Senator Charles Schumer and New York Commissioner Raymond Kelly want the park service to reverse a plan that would require visitors to stop at nearby Ellis Island for security screening after boarding boats from either Lower Manhattan or New Jersey.
Previously, passengers were pre-screened with airport-style metal detectors at the departure dock.
"This screening was put in just after the horrific events of Sept. 11. And I can tell you, in our judgment, the threat has not abated," Kelly said.
Terrorist groups, he added, "have an interest in targeting locations that represent America."
Schumer added, "I know the NPS cares deeply about the monument and its visitors but in this case I think they've made a mistake and should rethink this policy change."
The park service has not responded.
Both officials said any additional costs could be covered in the fee charged to visit the island. They also advocated scheduled ticketing to help reduce lines.
Except for the proposed screening area, the Ellis Island Immigration Museum, which suffered severe damage to its infrastructure during the storm, will remain closed for repairs.
The statue was closed after Superstorm Sandy even though the statue, which is on higher ground on the island, remained intact.
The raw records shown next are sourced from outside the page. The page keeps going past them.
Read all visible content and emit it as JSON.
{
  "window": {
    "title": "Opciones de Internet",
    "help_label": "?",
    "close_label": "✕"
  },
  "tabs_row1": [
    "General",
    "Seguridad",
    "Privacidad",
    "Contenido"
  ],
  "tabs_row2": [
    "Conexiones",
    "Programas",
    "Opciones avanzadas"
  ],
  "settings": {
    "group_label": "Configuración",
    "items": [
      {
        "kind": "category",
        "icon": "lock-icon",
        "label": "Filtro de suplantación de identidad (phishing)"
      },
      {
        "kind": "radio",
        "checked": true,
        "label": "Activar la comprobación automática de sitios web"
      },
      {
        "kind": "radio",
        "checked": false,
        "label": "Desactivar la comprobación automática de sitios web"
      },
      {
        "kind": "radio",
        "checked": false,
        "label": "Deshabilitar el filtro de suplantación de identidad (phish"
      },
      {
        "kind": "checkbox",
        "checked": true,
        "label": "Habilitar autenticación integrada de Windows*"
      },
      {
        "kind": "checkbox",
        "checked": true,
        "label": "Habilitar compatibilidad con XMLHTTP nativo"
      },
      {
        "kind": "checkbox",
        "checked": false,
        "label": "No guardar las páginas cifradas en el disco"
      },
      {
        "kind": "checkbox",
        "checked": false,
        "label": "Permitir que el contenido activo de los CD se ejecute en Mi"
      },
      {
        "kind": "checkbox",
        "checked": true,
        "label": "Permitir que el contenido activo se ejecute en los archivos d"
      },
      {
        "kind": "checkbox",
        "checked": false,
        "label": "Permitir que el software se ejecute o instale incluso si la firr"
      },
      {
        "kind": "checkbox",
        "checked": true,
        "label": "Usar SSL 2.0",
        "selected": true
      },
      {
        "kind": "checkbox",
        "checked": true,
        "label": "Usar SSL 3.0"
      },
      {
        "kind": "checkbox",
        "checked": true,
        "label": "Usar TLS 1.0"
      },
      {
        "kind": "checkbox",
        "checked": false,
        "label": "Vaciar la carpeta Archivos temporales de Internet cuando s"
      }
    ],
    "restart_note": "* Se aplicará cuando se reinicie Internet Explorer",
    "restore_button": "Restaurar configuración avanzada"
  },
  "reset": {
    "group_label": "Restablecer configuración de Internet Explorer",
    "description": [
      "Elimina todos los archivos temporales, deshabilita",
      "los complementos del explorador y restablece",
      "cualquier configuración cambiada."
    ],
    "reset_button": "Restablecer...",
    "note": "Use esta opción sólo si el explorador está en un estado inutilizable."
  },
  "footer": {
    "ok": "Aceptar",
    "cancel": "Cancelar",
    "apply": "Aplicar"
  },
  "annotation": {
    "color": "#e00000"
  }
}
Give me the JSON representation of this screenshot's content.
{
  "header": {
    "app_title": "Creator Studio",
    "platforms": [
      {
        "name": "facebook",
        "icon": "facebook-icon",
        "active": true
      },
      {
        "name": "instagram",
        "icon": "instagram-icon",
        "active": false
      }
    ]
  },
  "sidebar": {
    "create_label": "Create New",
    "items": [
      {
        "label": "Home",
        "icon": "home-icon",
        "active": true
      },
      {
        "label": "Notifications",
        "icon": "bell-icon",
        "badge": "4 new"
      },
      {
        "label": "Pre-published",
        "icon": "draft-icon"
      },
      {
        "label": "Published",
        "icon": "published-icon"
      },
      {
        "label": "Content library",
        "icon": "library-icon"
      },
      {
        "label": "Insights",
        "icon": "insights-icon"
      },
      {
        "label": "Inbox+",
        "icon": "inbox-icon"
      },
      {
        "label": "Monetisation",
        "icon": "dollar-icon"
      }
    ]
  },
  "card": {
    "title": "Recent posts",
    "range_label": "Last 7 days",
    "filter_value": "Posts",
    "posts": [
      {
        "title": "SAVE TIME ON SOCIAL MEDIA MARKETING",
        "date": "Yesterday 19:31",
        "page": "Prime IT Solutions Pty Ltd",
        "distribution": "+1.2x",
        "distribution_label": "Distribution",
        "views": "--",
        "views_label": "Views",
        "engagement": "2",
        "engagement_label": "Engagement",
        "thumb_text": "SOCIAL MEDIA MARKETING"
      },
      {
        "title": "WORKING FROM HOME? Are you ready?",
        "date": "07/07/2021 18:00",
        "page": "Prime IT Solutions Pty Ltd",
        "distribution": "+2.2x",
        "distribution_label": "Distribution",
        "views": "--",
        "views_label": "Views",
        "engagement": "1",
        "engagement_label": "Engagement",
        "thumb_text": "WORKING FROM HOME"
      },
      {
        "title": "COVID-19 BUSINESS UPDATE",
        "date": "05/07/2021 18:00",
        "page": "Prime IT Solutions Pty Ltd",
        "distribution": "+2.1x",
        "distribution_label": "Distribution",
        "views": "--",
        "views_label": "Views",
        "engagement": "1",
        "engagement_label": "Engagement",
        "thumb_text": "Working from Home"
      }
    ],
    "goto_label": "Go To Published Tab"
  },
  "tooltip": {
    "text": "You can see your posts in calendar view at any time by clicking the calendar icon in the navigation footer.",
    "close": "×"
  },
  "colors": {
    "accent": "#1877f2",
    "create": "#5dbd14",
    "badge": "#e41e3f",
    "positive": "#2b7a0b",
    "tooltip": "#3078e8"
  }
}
Storm surges flooded Liberty Island, destroying boilers and electrical systems.